June 23 2012 03:23PM
The Luke Schenn re-vitalization project didn't get off the ground. Just as the assembled hockey media was ditching Pittsburgh for the weekend, Brian Burke took the time to make the biggest deal of the year so far, sending Schenn to Philadelphia in exchange for James Van Riemsdyk.
Breaking News!!!!Toronto trades Luke Schenn to Flyers for James Van RiemsDyk.Done deal. #TSN— Darren Dreger (@DarrenDreger) June 23, 2012
This is a very interesting deal on many fronts, and one that both adds and removes an unfortunate contract for both the Leafs and the Flyers. Schenn's cap hit is $3.6M over the next four seasons, while Van Riemsdyk's is $4.25M over the next six. So a pretty large amount of dollars going back and forth.

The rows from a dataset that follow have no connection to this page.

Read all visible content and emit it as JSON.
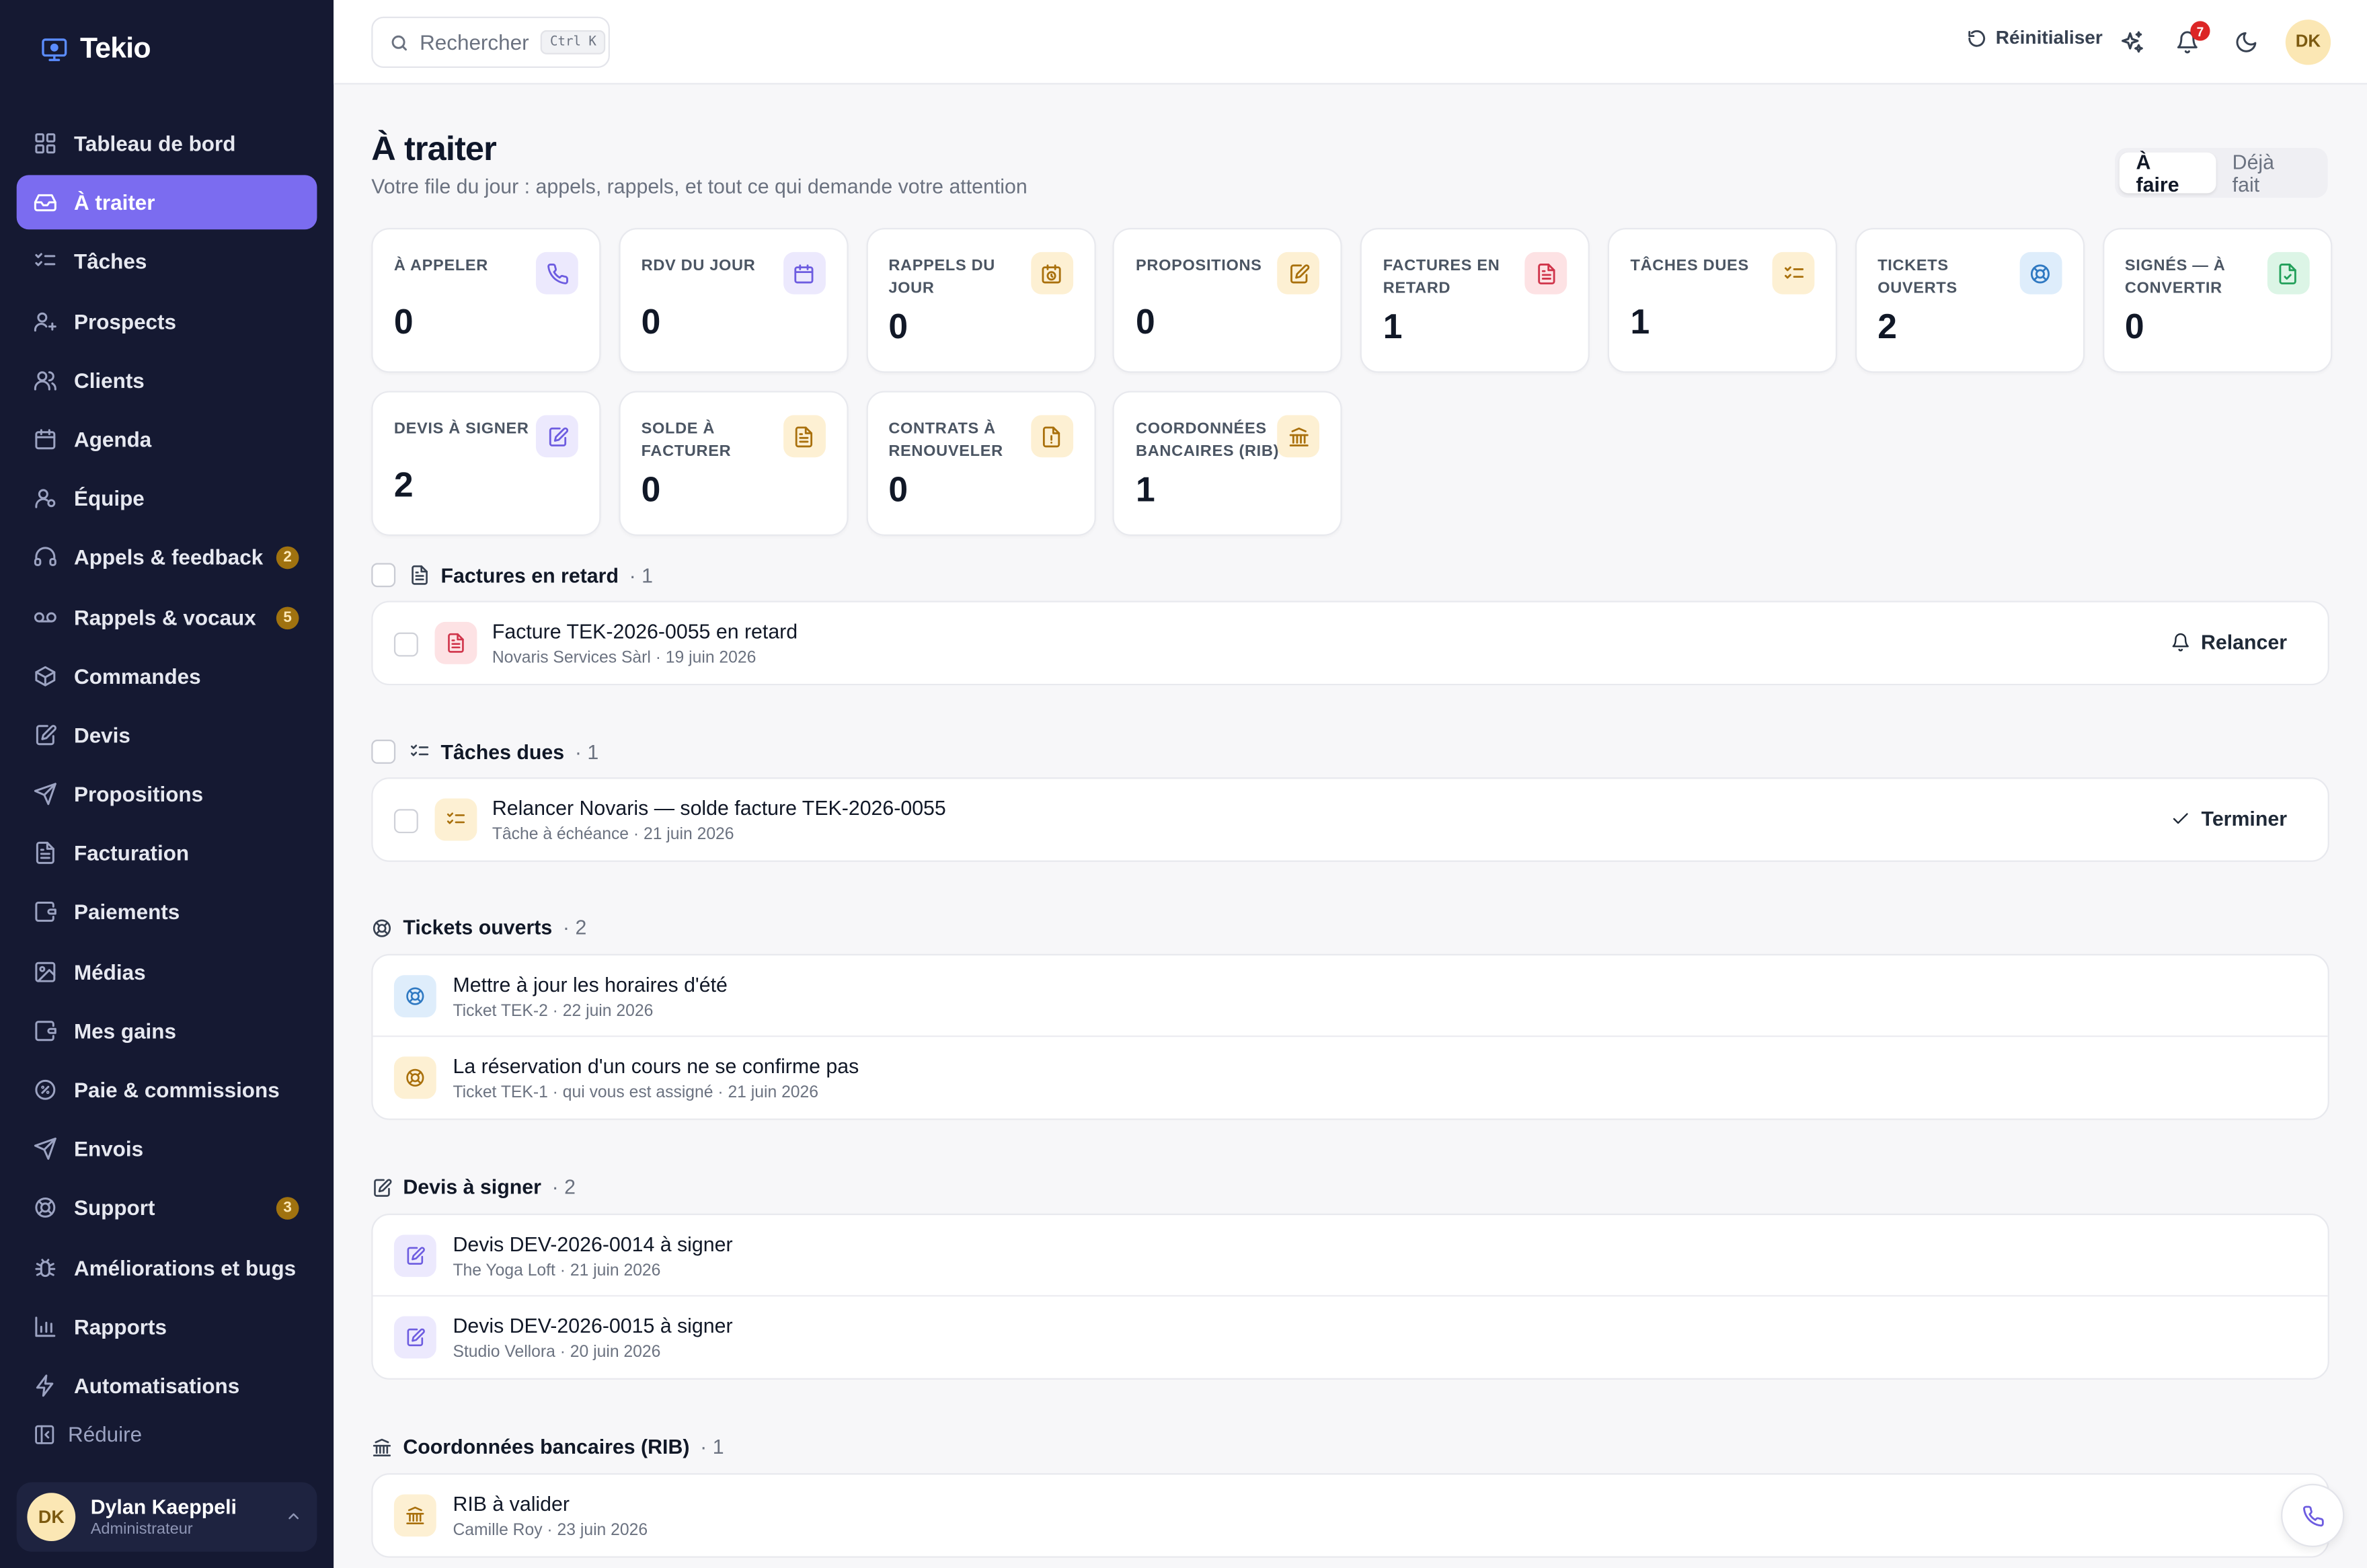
{
  "brand": {
    "name": "Tekio"
  },
  "sidebar": {
    "items": [
      {
        "label": "Tableau de bord",
        "icon": "grid-icon"
      },
      {
        "label": "À traiter",
        "icon": "inbox-icon",
        "active": true
      },
      {
        "label": "Tâches",
        "icon": "checklist-icon"
      },
      {
        "label": "Prospects",
        "icon": "user-plus-icon"
      },
      {
        "label": "Clients",
        "icon": "users-icon"
      },
      {
        "label": "Agenda",
        "icon": "calendar-icon"
      },
      {
        "label": "Équipe",
        "icon": "team-icon"
      },
      {
        "label": "Appels & feedback",
        "icon": "headset-icon",
        "badge": "2"
      },
      {
        "label": "Rappels & vocaux",
        "icon": "voicemail-icon",
        "badge": "5"
      },
      {
        "label": "Commandes",
        "icon": "box-icon"
      },
      {
        "label": "Devis",
        "icon": "edit-doc-icon"
      },
      {
        "label": "Propositions",
        "icon": "send-icon"
      },
      {
        "label": "Facturation",
        "icon": "invoice-icon"
      },
      {
        "label": "Paiements",
        "icon": "wallet-icon"
      },
      {
        "label": "Médias",
        "icon": "image-icon"
      },
      {
        "label": "Mes gains",
        "icon": "wallet-icon"
      },
      {
        "label": "Paie & commissions",
        "icon": "percent-icon"
      },
      {
        "label": "Envois",
        "icon": "send-icon"
      },
      {
        "label": "Support",
        "icon": "lifebuoy-icon",
        "badge": "3"
      },
      {
        "label": "Améliorations et bugs",
        "icon": "bug-icon"
      },
      {
        "label": "Rapports",
        "icon": "bar-chart-icon"
      },
      {
        "label": "Automatisations",
        "icon": "bolt-icon"
      }
    ],
    "collapse_label": "Réduire",
    "user": {
      "initials": "DK",
      "name": "Dylan Kaeppeli",
      "role": "Administrateur"
    }
  },
  "topbar": {
    "search_placeholder": "Rechercher",
    "search_kbd": "Ctrl K",
    "reset_label": "Réinitialiser",
    "notif_count": "7",
    "avatar_initials": "DK"
  },
  "page": {
    "title": "À traiter",
    "subtitle": "Votre file du jour : appels, rappels, et tout ce qui demande votre attention",
    "tabs": [
      {
        "label": "À faire",
        "active": true
      },
      {
        "label": "Déjà fait"
      }
    ]
  },
  "cards": [
    {
      "label": "À appeler",
      "value": "0",
      "icon": "phone-icon",
      "tone": "violet"
    },
    {
      "label": "RDV du jour",
      "value": "0",
      "icon": "calendar-icon",
      "tone": "violet"
    },
    {
      "label": "Rappels du jour",
      "value": "0",
      "icon": "calendar-clock-icon",
      "tone": "amber"
    },
    {
      "label": "Propositions",
      "value": "0",
      "icon": "edit-doc-icon",
      "tone": "amber"
    },
    {
      "label": "Factures en retard",
      "value": "1",
      "icon": "invoice-icon",
      "tone": "red"
    },
    {
      "label": "Tâches dues",
      "value": "1",
      "icon": "checklist-icon",
      "tone": "amber"
    },
    {
      "label": "Tickets ouverts",
      "value": "2",
      "icon": "lifebuoy-icon",
      "tone": "blue"
    },
    {
      "label": "Signés — à convertir",
      "value": "0",
      "icon": "doc-check-icon",
      "tone": "green"
    },
    {
      "label": "Devis à signer",
      "value": "2",
      "icon": "edit-doc-icon",
      "tone": "violet"
    },
    {
      "label": "Solde à facturer",
      "value": "0",
      "icon": "invoice-icon",
      "tone": "amber"
    },
    {
      "label": "Contrats à renouveler",
      "value": "0",
      "icon": "doc-alert-icon",
      "tone": "amber"
    },
    {
      "label": "Coordonnées bancaires (RIB)",
      "value": "1",
      "icon": "bank-icon",
      "tone": "amber"
    }
  ],
  "sections": [
    {
      "title": "Factures en retard",
      "count": "· 1",
      "icon": "invoice-icon",
      "checkbox": true,
      "rows": [
        {
          "title": "Facture TEK-2026-0055 en retard",
          "sub": "Novaris Services Sàrl · 19 juin 2026",
          "icon": "invoice-icon",
          "tone": "red",
          "action": "Relancer",
          "action_icon": "bell-icon",
          "checkbox": true
        }
      ]
    },
    {
      "title": "Tâches dues",
      "count": "· 1",
      "icon": "checklist-icon",
      "checkbox": true,
      "rows": [
        {
          "title": "Relancer Novaris — solde facture TEK-2026-0055",
          "sub": "Tâche à échéance · 21 juin 2026",
          "icon": "checklist-icon",
          "tone": "amber",
          "action": "Terminer",
          "action_icon": "check-icon",
          "checkbox": true
        }
      ]
    },
    {
      "title": "Tickets ouverts",
      "count": "· 2",
      "icon": "lifebuoy-icon",
      "checkbox": false,
      "rows": [
        {
          "title": "Mettre à jour les horaires d'été",
          "sub": "Ticket TEK-2 · 22 juin 2026",
          "icon": "lifebuoy-icon",
          "tone": "blue"
        },
        {
          "title": "La réservation d'un cours ne se confirme pas",
          "sub": "Ticket TEK-1 · qui vous est assigné · 21 juin 2026",
          "icon": "lifebuoy-icon",
          "tone": "amber"
        }
      ]
    },
    {
      "title": "Devis à signer",
      "count": "· 2",
      "icon": "edit-doc-icon",
      "checkbox": false,
      "rows": [
        {
          "title": "Devis DEV-2026-0014 à signer",
          "sub": "The Yoga Loft · 21 juin 2026",
          "icon": "edit-doc-icon",
          "tone": "violet"
        },
        {
          "title": "Devis DEV-2026-0015 à signer",
          "sub": "Studio Vellora · 20 juin 2026",
          "icon": "edit-doc-icon",
          "tone": "violet"
        }
      ]
    },
    {
      "title": "Coordonnées bancaires (RIB)",
      "count": "· 1",
      "icon": "bank-icon",
      "checkbox": false,
      "rows": [
        {
          "title": "RIB à valider",
          "sub": "Camille Roy · 23 juin 2026",
          "icon": "bank-icon",
          "tone": "amber"
        }
      ]
    }
  ],
  "colors": {
    "accent": "#7b6cf0",
    "sidebar_bg": "#151932",
    "badge": "#a0720f",
    "notif": "#dc2626"
  }
}
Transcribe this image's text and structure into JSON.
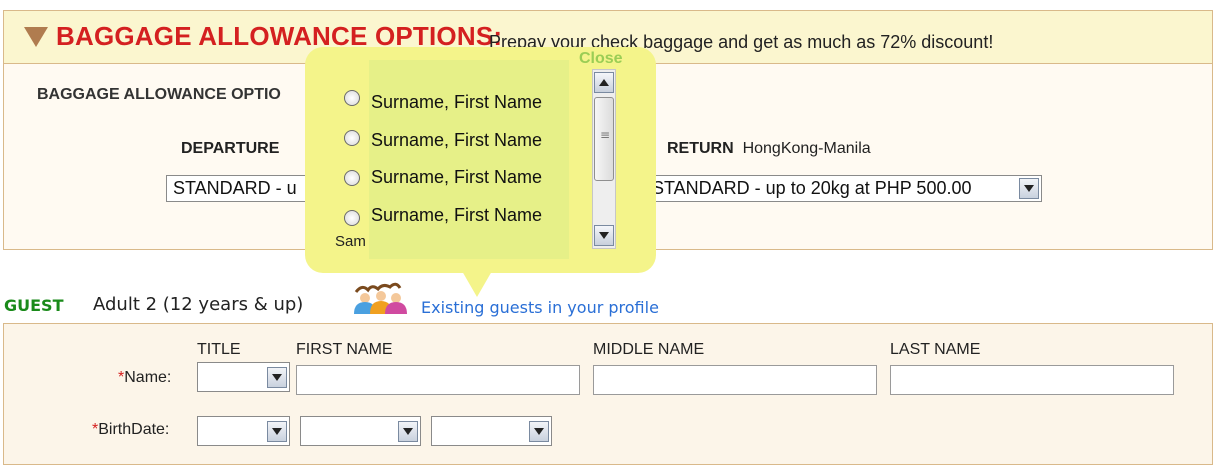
{
  "baggage": {
    "title": "BAGGAGE ALLOWANCE OPTIONS:",
    "subtitle": "Prepay your check baggage and get as much as 72% discount!",
    "options_label": "BAGGAGE ALLOWANCE OPTIO",
    "departure": {
      "label": "DEPARTURE",
      "selected": "STANDARD - u"
    },
    "return": {
      "label": "RETURN",
      "route": "HongKong-Manila",
      "selected": "STANDARD - up to 20kg at PHP 500.00"
    }
  },
  "popup": {
    "close_label": "Close",
    "names": [
      "Surname, First Name",
      "Surname, First Name",
      "Surname, First Name",
      "Surname, First Name"
    ],
    "cut_text": "Sam"
  },
  "guest": {
    "label": "GUEST",
    "type": "Adult 2 (12 years & up)",
    "existing_link": "Existing guests in your profile",
    "columns": {
      "title": "TITLE",
      "first_name": "FIRST NAME",
      "middle_name": "MIDDLE NAME",
      "last_name": "LAST NAME"
    },
    "required_mark": "*",
    "name_label": "Name:",
    "birthdate_label": "BirthDate:"
  },
  "colors": {
    "title_red": "#d42020",
    "guest_green": "#1a8a1a",
    "link_blue": "#2a6fd6",
    "popup_yellow": "#f4f48a",
    "close_green": "#9acd55"
  },
  "icons": {
    "header_arrow": "triangle-down-icon",
    "guests": "people-icon"
  }
}
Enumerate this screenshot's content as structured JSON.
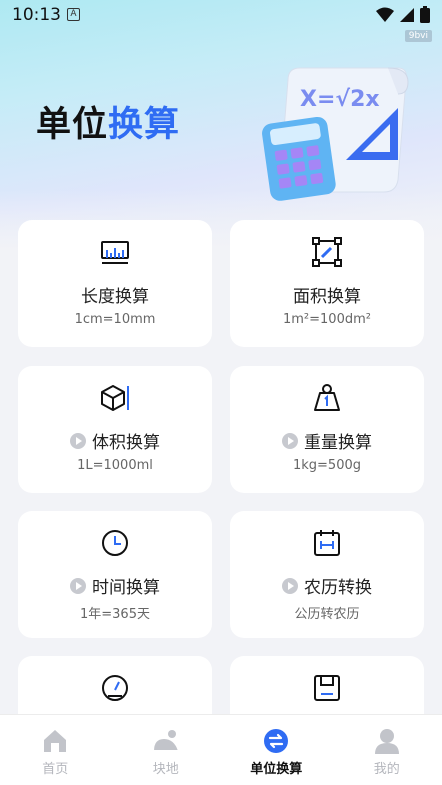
{
  "status_bar": {
    "time": "10:13",
    "notification_glyph": "A",
    "tag": "9bvi"
  },
  "header": {
    "title_part1": "单位",
    "title_part2": "换算",
    "hero_formula": "X=√2x"
  },
  "colors": {
    "accent": "#2f6cf3",
    "text": "#111111",
    "muted": "#b4b6bc",
    "background": "#f2f3f7"
  },
  "cards": [
    {
      "icon": "ruler-icon",
      "name": "长度换算",
      "example": "1cm=10mm",
      "premium": false
    },
    {
      "icon": "area-icon",
      "name": "面积换算",
      "example": "1m²=100dm²",
      "premium": false
    },
    {
      "icon": "cube-icon",
      "name": "体积换算",
      "example": "1L=1000ml",
      "premium": true
    },
    {
      "icon": "weight-icon",
      "name": "重量换算",
      "example": "1kg=500g",
      "premium": true
    },
    {
      "icon": "clock-icon",
      "name": "时间换算",
      "example": "1年=365天",
      "premium": true
    },
    {
      "icon": "calendar-icon",
      "name": "农历转换",
      "example": "公历转农历",
      "premium": true
    },
    {
      "icon": "speedometer-icon",
      "name": "",
      "example": "",
      "premium": false
    },
    {
      "icon": "storage-icon",
      "name": "",
      "example": "",
      "premium": false
    }
  ],
  "tabbar": {
    "items": [
      {
        "icon": "home-icon",
        "label": "首页",
        "active": false
      },
      {
        "icon": "land-icon",
        "label": "块地",
        "active": false
      },
      {
        "icon": "convert-icon",
        "label": "单位换算",
        "active": true
      },
      {
        "icon": "profile-icon",
        "label": "我的",
        "active": false
      }
    ]
  }
}
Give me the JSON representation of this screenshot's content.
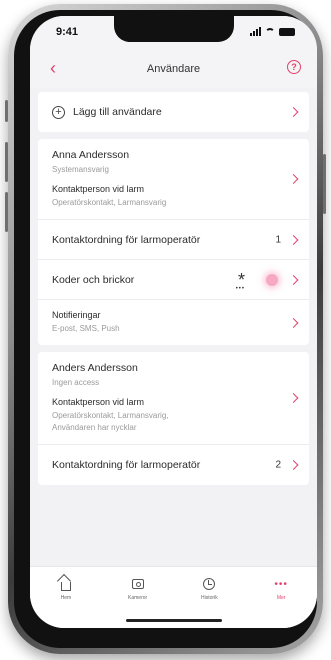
{
  "status_bar": {
    "time": "9:41"
  },
  "header": {
    "title": "Användare",
    "back_icon": "chevron-left-icon",
    "help_icon": "question-circle-icon"
  },
  "add_user": {
    "label": "Lägg till användare",
    "icon": "plus-circle-icon"
  },
  "users": [
    {
      "name": "Anna Andersson",
      "role": "Systemansvarig",
      "contact_title": "Kontaktperson vid larm",
      "contact_detail": "Operatörskontakt, Larmansvarig",
      "contact_order_label": "Kontaktordning för larmoperatör",
      "contact_order_value": "1",
      "codes_label": "Koder och brickor",
      "notifications_label": "Notifieringar",
      "notifications_detail": "E-post, SMS, Push"
    },
    {
      "name": "Anders Andersson",
      "role": "Ingen access",
      "contact_title": "Kontaktperson vid larm",
      "contact_detail_line1": "Operatörskontakt, Larmansvarig,",
      "contact_detail_line2": "Användaren har nycklar",
      "contact_order_label": "Kontaktordning för larmoperatör",
      "contact_order_value": "2"
    }
  ],
  "codes_icon": "asterisk-icon",
  "tabbar": {
    "items": [
      {
        "label": "Hem",
        "icon": "home-icon"
      },
      {
        "label": "Kameror",
        "icon": "camera-icon"
      },
      {
        "label": "Historik",
        "icon": "clock-icon"
      },
      {
        "label": "Mer",
        "icon": "more-icon"
      }
    ],
    "active_index": 3
  },
  "colors": {
    "accent": "#e2426d",
    "background": "#f2f1f3",
    "card": "#ffffff"
  }
}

Van Riemsdyk, unlike Schenn, however, is a positive possession player, with a 5.8 Corsi rate over 43 games last season, scoring 11 goals. He also faced very tough competition, a .816 Corsi Rel QoC. He hovered about even over lesser competition last season.
Schenn's possession rates were brutal last year and he was likely mis-cast as a defensive defenceman. There are all the tools for a very good NHL defenceman there, but he worked himself into an unfortunate situation by playing poorly for three of his four seasons. It's very unfortunate that the Maple Leafs rushed him to the NHL, and then signed him to that deal, but he has a chance to live up to his potential in a different place.
For Van Riemsdyk, he's usually been a pretty good scorer. Like Schenn, he was a former high pick, going #2 in 2007 to Patrick Kane, while Schenn was #5 back in 2008. He joins his brother Brayden in Philadelphia. But Van Riemsdyk doesn't have an obvious open spot on the roster just yet: Phil Kessel, Joffrey Lupul, Nikolay Kulemin and Clarke MacArthur are pretty well the top four wingers on this team, which may mean that this isn't Burke's last move.
Either way, the Leafs exchanged a contract for a minus player to a contract for a plus player. I don't doubt that there still isn't some interest in JVR as far as other general managers are concerned:
Burke tends to win more trades than he loses. Whether there's a plan or not, Burke sensed an opportunity to improve his team, and we'll see what happens the rest of the summer.